Tanya Holmes is the founder, owner, and operator of Ka-La Healing Garden Center. It is her vision to build a safer and healthier environment for residents in the Central, Fairfax, and surrounding neighborhoods of Cleveland. Holmes, a graduate of the Neighborhood Leadership Development Program, has created an interactive community space that includes an urban garden, a summer jobs program, a networking and entrepreneurship group for women, and more. Fresh produce grown on-site is sold every Saturday at her farm stand, which accepts SNAP and senior vouchers

With funding from the Center for Healthy Food Access, Holmes is finalizing a business plan and establishing a 501(c)(3): The Ka-La Healing Garden Foundation. I’m getting to a place of stability, where I can purchase things that will make the garden run smoothly,” she says.  She is also using the funds to create materials for nutrition classes and cooking demonstrations at the garden and farm stand, as well as to purchase a commercial hot plate and rain barrels.

Summer 2017 marks the third year of Holmes providing jobs for 20 young people ages 14 to 24 through the Summer Youth Gardening Training Program. In partnership with Youth Opportunity Unlimited, program participants learn about urban agriculture, nutrition, professional development, and skills they can use to start a garden in their own community. In her words:

“I feed them, I teach them, I have them create vision boards. I ask them: ‘Where do you want to see yourself in three years? Where do you want to go to college?’ They’re learning about food and where it comes from, and entrepreneurship skills. It’s a safe place for them, an outlet. This is hard work. Some of these kids have never seen a seed before. Seems so simple. But they'd never seen it before. Kale, eggplant, squash...most of the kids never ate any of these vegetables.”


Through partnership with the Greater Cleveland Food Bank, Holmes provides free breakfast and lunch to participants in the summer jobs program as well; she’s also been known to provide work for additional youth from the neighborhood. She explains, “I saw kids coming to work hungry, not having lunch. I reached out to [U.S. Representative] Marcia Fudge, and she said, ‘I'm going to help you,’ and then reached out to Farm Credit of Mid- America, which provided funding for a cabin and refrigerator. Following that investment, I partnered with the Food Bank. Now, they send a truck full of lunches that we give out to kids over the summer.”

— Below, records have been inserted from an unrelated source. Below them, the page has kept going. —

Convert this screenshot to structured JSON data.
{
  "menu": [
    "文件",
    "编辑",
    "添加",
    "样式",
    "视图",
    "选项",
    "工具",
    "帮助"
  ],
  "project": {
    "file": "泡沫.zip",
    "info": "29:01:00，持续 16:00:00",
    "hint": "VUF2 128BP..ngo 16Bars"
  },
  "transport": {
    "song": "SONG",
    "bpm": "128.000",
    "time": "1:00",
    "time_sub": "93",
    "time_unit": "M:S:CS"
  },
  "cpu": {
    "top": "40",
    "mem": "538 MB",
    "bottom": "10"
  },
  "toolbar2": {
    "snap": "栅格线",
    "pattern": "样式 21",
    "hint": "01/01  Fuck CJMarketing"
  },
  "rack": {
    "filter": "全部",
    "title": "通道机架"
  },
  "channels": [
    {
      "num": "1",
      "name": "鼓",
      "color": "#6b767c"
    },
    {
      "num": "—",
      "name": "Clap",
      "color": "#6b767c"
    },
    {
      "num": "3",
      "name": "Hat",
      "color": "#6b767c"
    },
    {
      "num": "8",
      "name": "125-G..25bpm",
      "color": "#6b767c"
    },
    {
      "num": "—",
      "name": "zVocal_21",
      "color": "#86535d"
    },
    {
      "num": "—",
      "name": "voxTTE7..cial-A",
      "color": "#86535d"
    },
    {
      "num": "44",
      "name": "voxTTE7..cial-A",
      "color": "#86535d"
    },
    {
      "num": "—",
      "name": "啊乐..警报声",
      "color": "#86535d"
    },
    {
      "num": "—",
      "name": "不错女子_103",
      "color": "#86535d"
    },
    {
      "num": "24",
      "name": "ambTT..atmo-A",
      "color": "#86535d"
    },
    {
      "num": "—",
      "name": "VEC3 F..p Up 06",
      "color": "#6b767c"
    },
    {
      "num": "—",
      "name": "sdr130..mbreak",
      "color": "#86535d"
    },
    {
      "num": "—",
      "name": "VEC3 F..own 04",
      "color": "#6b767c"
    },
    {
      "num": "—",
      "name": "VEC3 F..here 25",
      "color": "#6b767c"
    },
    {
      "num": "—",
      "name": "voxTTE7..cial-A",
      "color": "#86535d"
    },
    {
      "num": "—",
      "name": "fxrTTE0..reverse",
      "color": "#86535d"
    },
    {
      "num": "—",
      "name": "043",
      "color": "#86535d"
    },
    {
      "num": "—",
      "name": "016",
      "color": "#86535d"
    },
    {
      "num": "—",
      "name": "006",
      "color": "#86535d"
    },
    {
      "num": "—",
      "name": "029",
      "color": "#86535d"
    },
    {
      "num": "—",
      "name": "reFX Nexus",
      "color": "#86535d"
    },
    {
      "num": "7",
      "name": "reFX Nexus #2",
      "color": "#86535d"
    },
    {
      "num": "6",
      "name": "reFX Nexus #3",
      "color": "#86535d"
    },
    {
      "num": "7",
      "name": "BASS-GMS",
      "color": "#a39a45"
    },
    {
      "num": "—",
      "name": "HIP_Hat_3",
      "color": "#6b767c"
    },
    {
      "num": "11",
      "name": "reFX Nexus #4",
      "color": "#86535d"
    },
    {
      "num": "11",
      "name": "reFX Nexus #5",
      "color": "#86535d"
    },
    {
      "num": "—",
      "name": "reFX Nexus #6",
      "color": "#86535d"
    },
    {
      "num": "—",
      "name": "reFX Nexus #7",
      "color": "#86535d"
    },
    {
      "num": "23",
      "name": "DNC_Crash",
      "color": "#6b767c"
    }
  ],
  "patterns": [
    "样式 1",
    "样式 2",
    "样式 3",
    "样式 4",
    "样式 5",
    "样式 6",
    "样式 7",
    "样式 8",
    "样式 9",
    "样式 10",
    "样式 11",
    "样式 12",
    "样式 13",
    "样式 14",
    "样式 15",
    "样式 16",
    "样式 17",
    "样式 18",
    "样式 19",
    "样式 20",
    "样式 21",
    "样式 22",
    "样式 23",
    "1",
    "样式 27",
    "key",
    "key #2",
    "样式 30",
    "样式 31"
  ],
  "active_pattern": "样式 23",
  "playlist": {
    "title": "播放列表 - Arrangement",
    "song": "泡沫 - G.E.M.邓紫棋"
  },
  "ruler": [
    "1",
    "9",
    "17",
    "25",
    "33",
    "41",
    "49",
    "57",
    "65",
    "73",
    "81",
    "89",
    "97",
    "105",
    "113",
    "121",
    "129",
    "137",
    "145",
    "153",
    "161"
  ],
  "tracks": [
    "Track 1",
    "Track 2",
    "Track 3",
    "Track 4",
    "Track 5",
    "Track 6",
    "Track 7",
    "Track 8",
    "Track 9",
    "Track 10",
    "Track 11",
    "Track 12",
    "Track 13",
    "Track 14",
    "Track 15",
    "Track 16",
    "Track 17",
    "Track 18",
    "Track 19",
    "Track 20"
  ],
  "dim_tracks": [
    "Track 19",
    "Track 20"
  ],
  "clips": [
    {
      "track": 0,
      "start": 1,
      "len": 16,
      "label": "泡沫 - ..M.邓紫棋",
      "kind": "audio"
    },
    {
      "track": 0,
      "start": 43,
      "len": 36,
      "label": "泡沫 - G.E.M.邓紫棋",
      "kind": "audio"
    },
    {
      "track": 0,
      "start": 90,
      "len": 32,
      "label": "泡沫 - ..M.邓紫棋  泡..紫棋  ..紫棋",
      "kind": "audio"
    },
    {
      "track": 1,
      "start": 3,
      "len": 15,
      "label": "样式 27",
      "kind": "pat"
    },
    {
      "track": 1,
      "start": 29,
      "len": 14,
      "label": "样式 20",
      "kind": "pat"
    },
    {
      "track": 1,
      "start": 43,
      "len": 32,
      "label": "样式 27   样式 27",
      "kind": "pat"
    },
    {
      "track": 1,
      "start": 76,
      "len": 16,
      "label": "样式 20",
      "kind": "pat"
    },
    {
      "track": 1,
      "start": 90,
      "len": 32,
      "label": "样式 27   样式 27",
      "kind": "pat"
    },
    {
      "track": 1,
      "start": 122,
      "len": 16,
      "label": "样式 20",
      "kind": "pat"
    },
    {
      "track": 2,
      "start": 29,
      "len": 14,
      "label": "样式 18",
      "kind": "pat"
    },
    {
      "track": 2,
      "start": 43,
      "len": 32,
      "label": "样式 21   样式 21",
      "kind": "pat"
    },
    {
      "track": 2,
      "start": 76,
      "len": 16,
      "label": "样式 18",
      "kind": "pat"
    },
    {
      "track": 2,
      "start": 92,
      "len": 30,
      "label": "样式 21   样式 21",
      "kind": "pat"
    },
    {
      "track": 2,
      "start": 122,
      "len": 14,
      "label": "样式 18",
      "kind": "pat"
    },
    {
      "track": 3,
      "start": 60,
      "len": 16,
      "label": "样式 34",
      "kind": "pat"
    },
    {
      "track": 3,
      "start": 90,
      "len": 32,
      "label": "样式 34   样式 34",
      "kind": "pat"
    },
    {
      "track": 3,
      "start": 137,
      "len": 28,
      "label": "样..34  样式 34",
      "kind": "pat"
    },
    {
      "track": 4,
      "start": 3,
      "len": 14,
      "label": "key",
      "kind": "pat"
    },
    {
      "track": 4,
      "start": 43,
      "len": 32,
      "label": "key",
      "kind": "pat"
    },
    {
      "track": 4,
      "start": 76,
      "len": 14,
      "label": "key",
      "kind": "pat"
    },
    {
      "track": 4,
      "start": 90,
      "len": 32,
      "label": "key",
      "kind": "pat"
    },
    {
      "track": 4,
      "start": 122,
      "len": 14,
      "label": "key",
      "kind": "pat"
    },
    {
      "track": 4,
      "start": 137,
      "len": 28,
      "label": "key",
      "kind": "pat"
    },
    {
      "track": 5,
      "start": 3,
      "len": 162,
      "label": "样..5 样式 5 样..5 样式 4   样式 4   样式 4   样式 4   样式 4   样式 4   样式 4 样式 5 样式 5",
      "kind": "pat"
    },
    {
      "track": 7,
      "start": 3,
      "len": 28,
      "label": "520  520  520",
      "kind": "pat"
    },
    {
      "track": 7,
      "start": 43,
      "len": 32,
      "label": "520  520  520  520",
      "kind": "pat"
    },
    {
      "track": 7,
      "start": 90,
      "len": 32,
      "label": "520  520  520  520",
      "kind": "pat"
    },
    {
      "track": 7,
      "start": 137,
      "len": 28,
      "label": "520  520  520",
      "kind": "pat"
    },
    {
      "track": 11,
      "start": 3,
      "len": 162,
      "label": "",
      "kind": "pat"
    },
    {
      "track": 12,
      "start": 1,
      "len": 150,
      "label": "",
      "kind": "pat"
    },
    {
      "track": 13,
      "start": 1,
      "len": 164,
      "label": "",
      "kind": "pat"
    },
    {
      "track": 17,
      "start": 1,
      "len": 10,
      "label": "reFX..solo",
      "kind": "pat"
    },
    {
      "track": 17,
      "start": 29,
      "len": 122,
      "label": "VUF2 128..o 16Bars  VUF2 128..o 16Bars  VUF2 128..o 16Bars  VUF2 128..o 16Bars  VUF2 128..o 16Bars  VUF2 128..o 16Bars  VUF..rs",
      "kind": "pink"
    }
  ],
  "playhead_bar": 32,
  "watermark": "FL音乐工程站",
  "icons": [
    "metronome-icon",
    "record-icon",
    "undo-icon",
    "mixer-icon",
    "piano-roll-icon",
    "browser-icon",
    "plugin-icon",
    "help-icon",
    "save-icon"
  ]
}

Holmes also has a very important helper in the garden. “My grandson, Alonzo, is seven years old, and he’s been with me in the garden since he was three. He helps with the soil, mulch, locking up the place; he’s my little assistant.”

When asked what inspires her, Holmes responds: “It's more than farming and gardening for me. It's about taking over our neighborhood and introducing healthy food to our children and adults. I'm here not to just grow and sell vegetables; I'm here to teach the community entrepreneurship, how to eat healthy foods, and the importance of cleaning their neighborhood. I'm teaching them to love themselves and not to let anyone ruin their day…Urban farming is about bringing the community together, reducing crime, helping neighbors feel comfortable coming outside. I do street clean ups, and I’m in charge of the kids’ park across the street.”

As for what’s next for Holmes?

“So many people want to partner, but I need capacity. Now, with nonprofit status, I could partner with the city on things like a re-entry program. Things are going so great with the business. I'm outgrowing my home…I’m going to need an office space or a small building!”

*The views and opinions expressed in this article are those of the author and do not necessarily reflect the position of The Healthy Food Access Portal.